Within the records, find every line that includes the word "label" and copy it.

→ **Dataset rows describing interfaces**
╭──

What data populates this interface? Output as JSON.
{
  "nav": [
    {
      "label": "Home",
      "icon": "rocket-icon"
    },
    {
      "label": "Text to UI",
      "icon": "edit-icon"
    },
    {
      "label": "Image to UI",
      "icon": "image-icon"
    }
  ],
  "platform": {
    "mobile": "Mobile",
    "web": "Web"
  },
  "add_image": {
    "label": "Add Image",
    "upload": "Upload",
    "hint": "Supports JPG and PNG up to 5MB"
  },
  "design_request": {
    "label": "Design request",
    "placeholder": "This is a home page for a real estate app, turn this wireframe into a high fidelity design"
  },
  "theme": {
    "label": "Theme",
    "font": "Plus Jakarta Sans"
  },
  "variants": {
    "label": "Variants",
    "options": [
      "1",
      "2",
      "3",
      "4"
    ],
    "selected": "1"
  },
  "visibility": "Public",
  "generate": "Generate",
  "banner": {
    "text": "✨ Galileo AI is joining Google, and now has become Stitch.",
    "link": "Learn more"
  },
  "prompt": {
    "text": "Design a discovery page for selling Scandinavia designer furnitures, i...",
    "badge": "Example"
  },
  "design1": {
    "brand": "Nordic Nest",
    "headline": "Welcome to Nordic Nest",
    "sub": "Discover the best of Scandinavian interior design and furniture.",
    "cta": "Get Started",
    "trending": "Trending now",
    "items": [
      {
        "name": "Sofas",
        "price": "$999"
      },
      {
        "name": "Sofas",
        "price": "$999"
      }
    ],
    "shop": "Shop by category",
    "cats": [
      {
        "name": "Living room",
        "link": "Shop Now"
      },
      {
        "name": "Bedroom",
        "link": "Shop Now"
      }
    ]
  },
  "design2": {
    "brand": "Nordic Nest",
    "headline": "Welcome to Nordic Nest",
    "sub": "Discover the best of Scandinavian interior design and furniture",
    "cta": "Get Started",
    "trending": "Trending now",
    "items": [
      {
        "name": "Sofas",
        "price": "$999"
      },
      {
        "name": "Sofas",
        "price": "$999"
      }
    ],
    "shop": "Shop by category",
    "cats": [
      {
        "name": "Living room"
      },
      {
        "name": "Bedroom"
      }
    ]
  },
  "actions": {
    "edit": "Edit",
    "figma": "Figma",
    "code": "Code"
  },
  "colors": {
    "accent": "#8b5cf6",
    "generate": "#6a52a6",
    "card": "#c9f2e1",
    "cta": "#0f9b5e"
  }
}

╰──

→ **Response area**
      "label": "Home",
      "label": "Text to UI",
      "label": "Image to UI",
    "label": "Add Image",
    "label": "Design request",
    "label": "Theme",
    "label": "Variants",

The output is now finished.